If a picture appears in the records, skip it; copy everything else exactly.
*** SUPPLIED ENTRIES Section Begins ***
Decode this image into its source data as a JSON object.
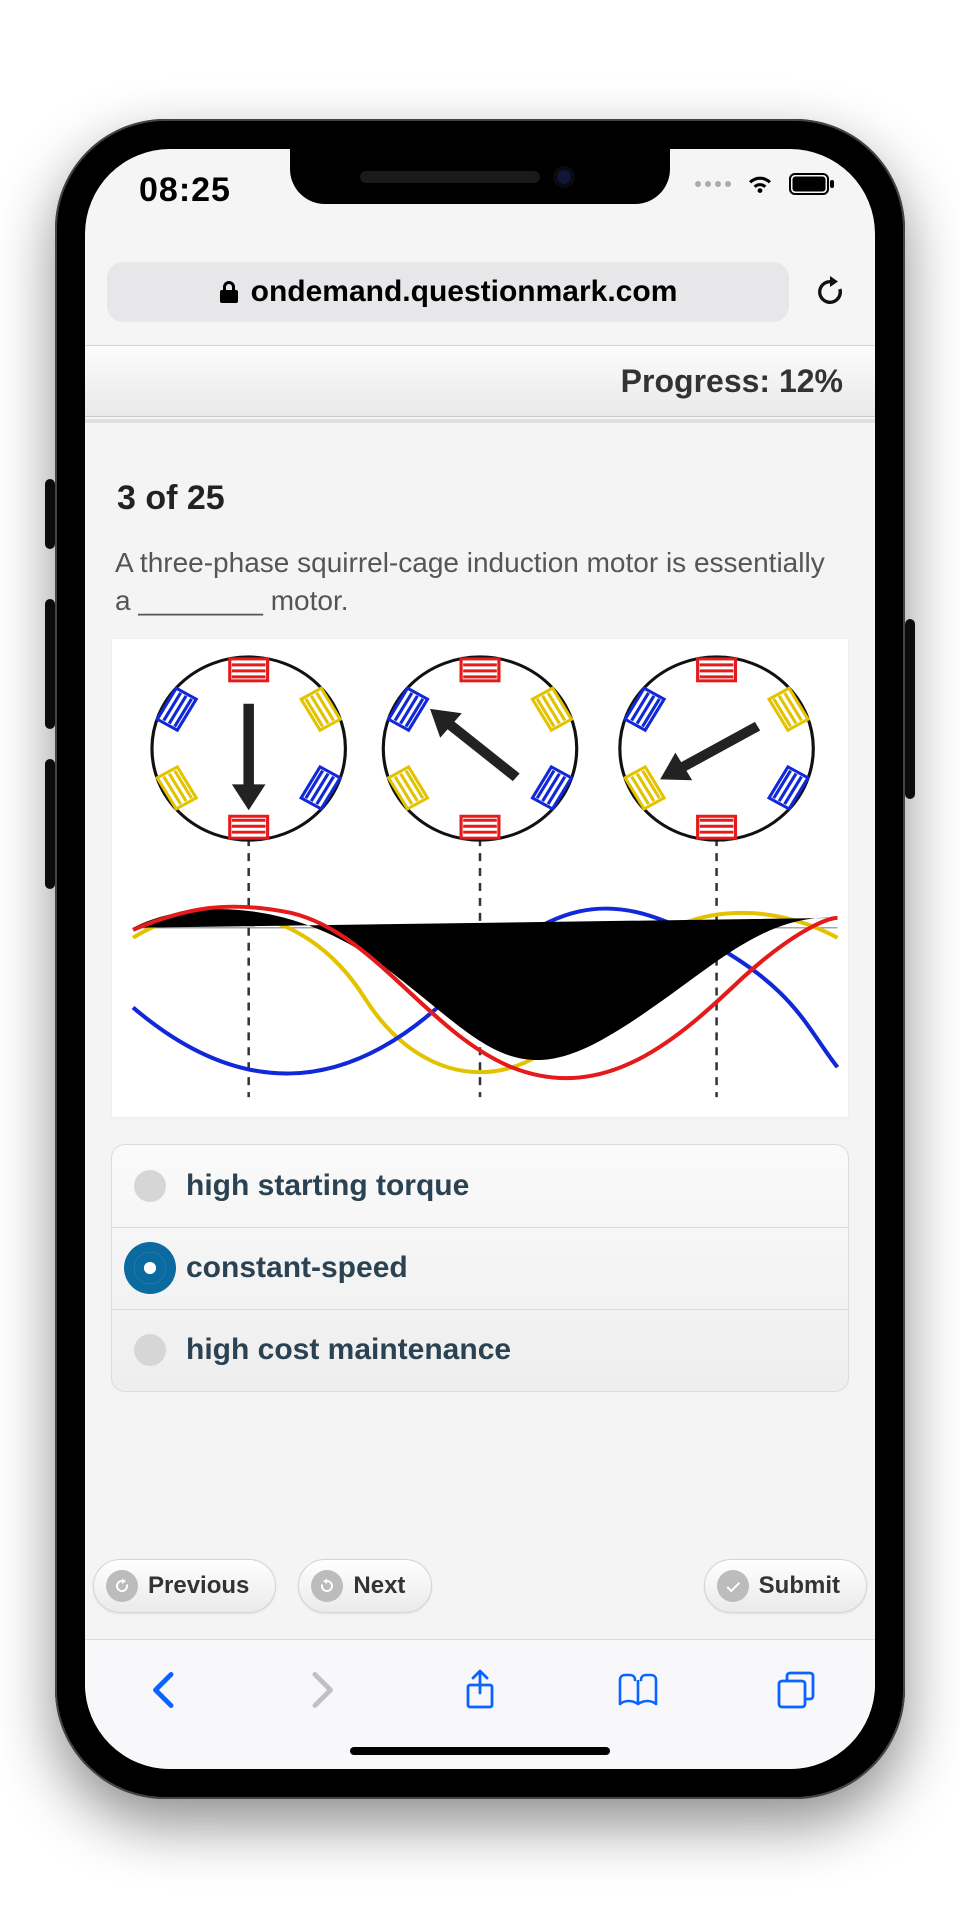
{
  "status": {
    "time": "08:25"
  },
  "url": {
    "domain": "ondemand.questionmark.com"
  },
  "progress": {
    "label": "Progress: 12%"
  },
  "question": {
    "counter": "3 of 25",
    "text": "A three-phase squirrel-cage induction motor is essentially a ________ motor."
  },
  "options": [
    {
      "label": "high starting torque",
      "selected": false
    },
    {
      "label": "constant-speed",
      "selected": true
    },
    {
      "label": "high cost maintenance",
      "selected": false
    }
  ],
  "nav": {
    "previous": "Previous",
    "next": "Next",
    "submit": "Submit"
  }
}
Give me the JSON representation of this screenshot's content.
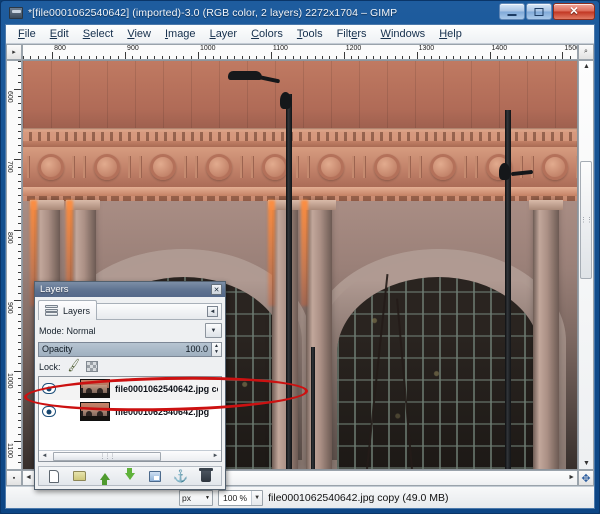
{
  "window": {
    "title": "*[file0001062540642] (imported)-3.0 (RGB color, 2 layers) 2272x1704 – GIMP",
    "app_name": "GIMP",
    "icon": "gimp-wilber-icon",
    "controls": {
      "minimize": "–",
      "maximize": "□",
      "close": "✕"
    },
    "accent_color": "#14508f"
  },
  "menubar": {
    "items": [
      {
        "label": "File"
      },
      {
        "label": "Edit"
      },
      {
        "label": "Select"
      },
      {
        "label": "View"
      },
      {
        "label": "Image"
      },
      {
        "label": "Layer"
      },
      {
        "label": "Colors"
      },
      {
        "label": "Tools"
      },
      {
        "label": "Filters"
      },
      {
        "label": "Windows"
      },
      {
        "label": "Help"
      }
    ]
  },
  "rulers": {
    "unit": "px",
    "horizontal": {
      "labels": [
        "800",
        "900",
        "1000",
        "1100",
        "1200",
        "1300",
        "1400",
        "1500"
      ],
      "start_value": 760,
      "end_value": 1520
    },
    "vertical": {
      "labels": [
        "600",
        "700",
        "800",
        "900",
        "1000",
        "1100"
      ],
      "start_value": 560,
      "end_value": 1140
    }
  },
  "canvas": {
    "corner_tl_icon": "ruler-origin-icon",
    "corner_tr_icon": "zoom-image-window-icon",
    "corner_bl_icon": "quick-mask-icon",
    "corner_br_icon": "navigation-move-icon",
    "image_description": "Photograph of a classical stone railway station facade at sunset, warm orange light on carved cornice with circular roundels, two large arched windows, street lamp posts and bare trees in foreground"
  },
  "layers_dialog": {
    "title": "Layers",
    "close_icon": "close-icon",
    "tab": {
      "label": "Layers",
      "icon": "layers-stack-icon",
      "menu_icon": "tab-menu-icon"
    },
    "mode": {
      "label": "Mode:",
      "value": "Normal",
      "full_label": "Mode: Normal",
      "dropdown_icon": "chevron-down-icon"
    },
    "opacity": {
      "label": "Opacity",
      "value": "100.0",
      "spinner_up": "▲",
      "spinner_down": "▼"
    },
    "lock": {
      "label": "Lock:",
      "pixels_icon": "lock-pixels-brush-icon",
      "alpha_icon": "lock-alpha-checker-icon"
    },
    "layers": [
      {
        "name": "file0001062540642.jpg co",
        "visible": true,
        "selected": true,
        "visibility_icon": "eye-icon",
        "thumbnail": "layer-thumbnail"
      },
      {
        "name": "file0001062540642.jpg",
        "visible": true,
        "selected": false,
        "visibility_icon": "eye-icon",
        "thumbnail": "layer-thumbnail"
      }
    ],
    "list_scroll": {
      "left_arrow": "◄",
      "right_arrow": "►",
      "grip": "⋮⋮⋮"
    },
    "toolbar": [
      {
        "name": "new-layer",
        "icon": "new-layer-icon"
      },
      {
        "name": "new-layer-group",
        "icon": "folder-icon"
      },
      {
        "name": "raise-layer",
        "icon": "arrow-up-icon"
      },
      {
        "name": "lower-layer",
        "icon": "arrow-down-icon"
      },
      {
        "name": "duplicate-layer",
        "icon": "duplicate-icon"
      },
      {
        "name": "anchor-layer",
        "icon": "anchor-icon"
      },
      {
        "name": "delete-layer",
        "icon": "trash-icon"
      }
    ]
  },
  "annotation": {
    "shape": "ellipse",
    "color": "#cc1111",
    "target": "selected layer row"
  },
  "statusbar": {
    "unit": "px",
    "unit_arrow": "▼",
    "zoom": "100 %",
    "zoom_arrow": "▼",
    "message": "file0001062540642.jpg copy (49.0 MB)"
  }
}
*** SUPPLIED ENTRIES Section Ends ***
YOUR RESPONSE:
Decode this image into its source data as a JSON object.
{
  "status": {
    "time": "08:25"
  },
  "url": {
    "domain": "ondemand.questionmark.com"
  },
  "progress": {
    "label": "Progress: 12%"
  },
  "question": {
    "counter": "3 of 25",
    "text": "A three-phase squirrel-cage induction motor is essentially a ________ motor."
  },
  "options": [
    {
      "label": "high starting torque",
      "selected": false
    },
    {
      "label": "constant-speed",
      "selected": true
    },
    {
      "label": "high cost maintenance",
      "selected": false
    }
  ],
  "nav": {
    "previous": "Previous",
    "next": "Next",
    "submit": "Submit"
  }
}
Give me the JSON representation of this screenshot's content.
{
  "window": {
    "title": "*[file0001062540642] (imported)-3.0 (RGB color, 2 layers) 2272x1704 – GIMP",
    "app_name": "GIMP",
    "icon": "gimp-wilber-icon",
    "controls": {
      "minimize": "–",
      "maximize": "□",
      "close": "✕"
    },
    "accent_color": "#14508f"
  },
  "menubar": {
    "items": [
      {
        "label": "File"
      },
      {
        "label": "Edit"
      },
      {
        "label": "Select"
      },
      {
        "label": "View"
      },
      {
        "label": "Image"
      },
      {
        "label": "Layer"
      },
      {
        "label": "Colors"
      },
      {
        "label": "Tools"
      },
      {
        "label": "Filters"
      },
      {
        "label": "Windows"
      },
      {
        "label": "Help"
      }
    ]
  },
  "rulers": {
    "unit": "px",
    "horizontal": {
      "labels": [
        "800",
        "900",
        "1000",
        "1100",
        "1200",
        "1300",
        "1400",
        "1500"
      ],
      "start_value": 760,
      "end_value": 1520
    },
    "vertical": {
      "labels": [
        "600",
        "700",
        "800",
        "900",
        "1000",
        "1100"
      ],
      "start_value": 560,
      "end_value": 1140
    }
  },
  "canvas": {
    "corner_tl_icon": "ruler-origin-icon",
    "corner_tr_icon": "zoom-image-window-icon",
    "corner_bl_icon": "quick-mask-icon",
    "corner_br_icon": "navigation-move-icon",
    "image_description": "Photograph of a classical stone railway station facade at sunset, warm orange light on carved cornice with circular roundels, two large arched windows, street lamp posts and bare trees in foreground"
  },
  "layers_dialog": {
    "title": "Layers",
    "close_icon": "close-icon",
    "tab": {
      "label": "Layers",
      "icon": "layers-stack-icon",
      "menu_icon": "tab-menu-icon"
    },
    "mode": {
      "label": "Mode:",
      "value": "Normal",
      "full_label": "Mode: Normal",
      "dropdown_icon": "chevron-down-icon"
    },
    "opacity": {
      "label": "Opacity",
      "value": "100.0",
      "spinner_up": "▲",
      "spinner_down": "▼"
    },
    "lock": {
      "label": "Lock:",
      "pixels_icon": "lock-pixels-brush-icon",
      "alpha_icon": "lock-alpha-checker-icon"
    },
    "layers": [
      {
        "name": "file0001062540642.jpg co",
        "visible": true,
        "selected": true,
        "visibility_icon": "eye-icon",
        "thumbnail": "layer-thumbnail"
      },
      {
        "name": "file0001062540642.jpg",
        "visible": true,
        "selected": false,
        "visibility_icon": "eye-icon",
        "thumbnail": "layer-thumbnail"
      }
    ],
    "list_scroll": {
      "left_arrow": "◄",
      "right_arrow": "►",
      "grip": "⋮⋮⋮"
    },
    "toolbar": [
      {
        "name": "new-layer",
        "icon": "new-layer-icon"
      },
      {
        "name": "new-layer-group",
        "icon": "folder-icon"
      },
      {
        "name": "raise-layer",
        "icon": "arrow-up-icon"
      },
      {
        "name": "lower-layer",
        "icon": "arrow-down-icon"
      },
      {
        "name": "duplicate-layer",
        "icon": "duplicate-icon"
      },
      {
        "name": "anchor-layer",
        "icon": "anchor-icon"
      },
      {
        "name": "delete-layer",
        "icon": "trash-icon"
      }
    ]
  },
  "annotation": {
    "shape": "ellipse",
    "color": "#cc1111",
    "target": "selected layer row"
  },
  "statusbar": {
    "unit": "px",
    "unit_arrow": "▼",
    "zoom": "100 %",
    "zoom_arrow": "▼",
    "message": "file0001062540642.jpg copy (49.0 MB)"
  }
}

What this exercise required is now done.